Mars: everyone’s favourite [back up] planet. Whether we’re following NASA’s cute-as-a-button rover around the dusty hills, or watching with baited breath as Elon Musk sends another SpaceX rocket into the sky – we’re all very keen to keep exploring the red planet.
But Americans aren’t the only ones with big plans for Mars. The European Space Agency (ESA) together with the Russian Space Agency (Roscosmos) are in the midst of their own program, Exomars.
The Exomars program’s primary goal is to investigate whether life has ever existed on Mars using two missions. The first mission (launched in March this year) is the Trace Gas Orbiter (TGO) and Schiaparelli, the entry, descent and landing demonstrator module. The TGO will stay orbiting Mars while it collects data on trace gases around the planet, particularly methane and try to determine whether it’s of geological or biological origins.

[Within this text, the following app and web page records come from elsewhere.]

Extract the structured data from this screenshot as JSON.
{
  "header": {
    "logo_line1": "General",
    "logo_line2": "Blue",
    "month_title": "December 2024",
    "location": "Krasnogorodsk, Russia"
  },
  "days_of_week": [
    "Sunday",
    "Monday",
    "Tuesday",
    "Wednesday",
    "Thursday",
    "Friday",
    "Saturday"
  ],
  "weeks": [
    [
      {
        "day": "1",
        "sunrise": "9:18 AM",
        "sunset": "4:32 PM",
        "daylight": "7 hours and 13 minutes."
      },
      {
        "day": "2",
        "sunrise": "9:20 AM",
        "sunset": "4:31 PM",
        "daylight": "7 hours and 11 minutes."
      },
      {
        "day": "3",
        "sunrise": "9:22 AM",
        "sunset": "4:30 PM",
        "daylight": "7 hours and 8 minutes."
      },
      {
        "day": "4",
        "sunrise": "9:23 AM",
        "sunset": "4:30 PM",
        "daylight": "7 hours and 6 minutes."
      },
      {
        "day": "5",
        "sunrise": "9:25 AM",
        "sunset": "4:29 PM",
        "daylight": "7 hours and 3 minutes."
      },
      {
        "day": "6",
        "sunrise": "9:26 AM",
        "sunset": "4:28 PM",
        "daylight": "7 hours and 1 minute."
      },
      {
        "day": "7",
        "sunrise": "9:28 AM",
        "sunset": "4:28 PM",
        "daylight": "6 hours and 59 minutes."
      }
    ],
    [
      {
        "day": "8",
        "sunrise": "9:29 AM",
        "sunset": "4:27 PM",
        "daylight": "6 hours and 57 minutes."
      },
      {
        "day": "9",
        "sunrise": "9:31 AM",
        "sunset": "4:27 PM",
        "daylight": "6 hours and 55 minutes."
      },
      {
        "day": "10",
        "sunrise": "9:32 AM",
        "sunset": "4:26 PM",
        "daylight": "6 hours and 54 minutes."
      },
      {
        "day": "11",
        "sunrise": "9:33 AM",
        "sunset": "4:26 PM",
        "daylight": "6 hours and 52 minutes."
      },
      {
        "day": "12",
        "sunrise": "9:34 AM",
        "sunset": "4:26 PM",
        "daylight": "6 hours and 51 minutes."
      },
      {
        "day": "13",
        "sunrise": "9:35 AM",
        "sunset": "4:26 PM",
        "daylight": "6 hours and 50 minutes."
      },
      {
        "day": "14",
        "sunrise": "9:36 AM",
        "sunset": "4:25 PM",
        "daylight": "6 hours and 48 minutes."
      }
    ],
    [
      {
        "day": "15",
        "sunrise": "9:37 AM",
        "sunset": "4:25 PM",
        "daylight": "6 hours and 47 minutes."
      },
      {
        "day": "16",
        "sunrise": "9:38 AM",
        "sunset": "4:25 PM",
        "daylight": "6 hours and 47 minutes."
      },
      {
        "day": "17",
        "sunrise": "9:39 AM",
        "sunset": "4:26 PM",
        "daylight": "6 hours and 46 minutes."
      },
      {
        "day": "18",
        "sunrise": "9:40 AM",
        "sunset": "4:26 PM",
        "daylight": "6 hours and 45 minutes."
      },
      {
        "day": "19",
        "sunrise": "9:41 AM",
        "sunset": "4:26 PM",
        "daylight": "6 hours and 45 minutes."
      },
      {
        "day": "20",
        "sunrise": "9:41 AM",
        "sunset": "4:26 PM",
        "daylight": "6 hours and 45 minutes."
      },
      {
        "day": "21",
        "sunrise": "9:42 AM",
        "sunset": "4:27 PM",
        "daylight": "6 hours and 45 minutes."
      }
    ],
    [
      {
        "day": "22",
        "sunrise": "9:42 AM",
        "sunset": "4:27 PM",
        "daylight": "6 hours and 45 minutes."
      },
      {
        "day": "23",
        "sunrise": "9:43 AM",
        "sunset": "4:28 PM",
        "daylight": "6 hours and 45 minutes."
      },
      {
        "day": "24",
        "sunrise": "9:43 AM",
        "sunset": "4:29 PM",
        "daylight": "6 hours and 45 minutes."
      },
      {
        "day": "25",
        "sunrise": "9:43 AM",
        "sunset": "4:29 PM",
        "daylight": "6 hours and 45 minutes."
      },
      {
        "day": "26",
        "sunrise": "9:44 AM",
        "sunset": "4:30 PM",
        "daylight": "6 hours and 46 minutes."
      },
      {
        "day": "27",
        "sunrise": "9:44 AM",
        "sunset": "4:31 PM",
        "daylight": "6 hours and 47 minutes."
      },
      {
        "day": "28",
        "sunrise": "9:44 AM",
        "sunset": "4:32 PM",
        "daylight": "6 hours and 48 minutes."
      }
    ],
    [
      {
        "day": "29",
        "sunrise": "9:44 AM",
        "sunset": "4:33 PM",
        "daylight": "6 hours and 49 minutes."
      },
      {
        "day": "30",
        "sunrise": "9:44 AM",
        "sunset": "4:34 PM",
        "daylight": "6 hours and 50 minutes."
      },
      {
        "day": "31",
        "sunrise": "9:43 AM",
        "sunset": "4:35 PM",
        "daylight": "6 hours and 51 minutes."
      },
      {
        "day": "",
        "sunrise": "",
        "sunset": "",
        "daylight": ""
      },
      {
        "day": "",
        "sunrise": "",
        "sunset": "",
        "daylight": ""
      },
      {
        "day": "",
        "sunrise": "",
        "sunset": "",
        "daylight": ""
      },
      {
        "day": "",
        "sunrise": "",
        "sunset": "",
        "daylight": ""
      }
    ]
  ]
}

Schiaparelli will demonstrate landing technology as well studying the weather, dust storms and electrical fields at the surface.
The second mission is planned for 2020, when ESA will launch and deliver the Exomars rover to the red planet. Its mission is to explore the surface of Mars and drill below the surface looking for water and any evidence of past or present lifeforms.
Artistâs impression of the Trace Gas Orbiter, Schiaparelli and the ExoMars rover at Mars. Image credit â ESA
Entering the planet’s orbit and successfully landing on Mars is a notoriously tricky task. A previous European mission, Beagle2, failed in 2003.
Our Canberra Deep Space Communication Complex (CDSCC) will once again be lending a hand in making sure everything runs as smoothly as possible when TGO enters orbit and as Schiaparelli attempts to land safely on the planet. CDSCC has been supporting the Exomars programme since its launch earlier this year, and has watched and waited for seven long months for the orbiter and lander to approach Mars.
To assist the ESA and Roscosmos teams stay in contact with this important mission, CDSCC will be on what is called a “level one” support. This means that unlike a standard tracking activities, the station will operate with extra redundancy systems in place,with full backups on power, electronic systems and personnel. When you’re about to arrive at and on Mars, you definitely don’t want the lights to go out at the wrong time.
CDSCC will be backed up by ESA’s own, smaller tracking station located at New Norcia, north of Perth in Western Australia.
Once Mars sets below Australia’s local horizon, CDSCC’s sister station at Madrid, Spain as well as the ESA station at Cerebos, Spain will be supporting communications for the final hour of TGO’s entry into obit and for Schiaparelli’s 6-minute long entry, descent and landing.
The landing sites of the seven rovers and landers that have reached the surface of Mars and successfully operated, and the approximate landing area of Schiaparelli in the region known as Meridiani Planum.
The landing sites of the seven rovers and landers that have reached the surface of Mars and successfully operated, and the approximate landing area of Schiaparelli in the region known as Meridiani Planum.Show descriptionHide description
Our CDSCC and NASA’s Deep Space Network will continue to provide two-way communications support to TGO and 7 other active missions at Mars right now. You can find out more about our out of the world radio astronomy and spacecraft tracking here.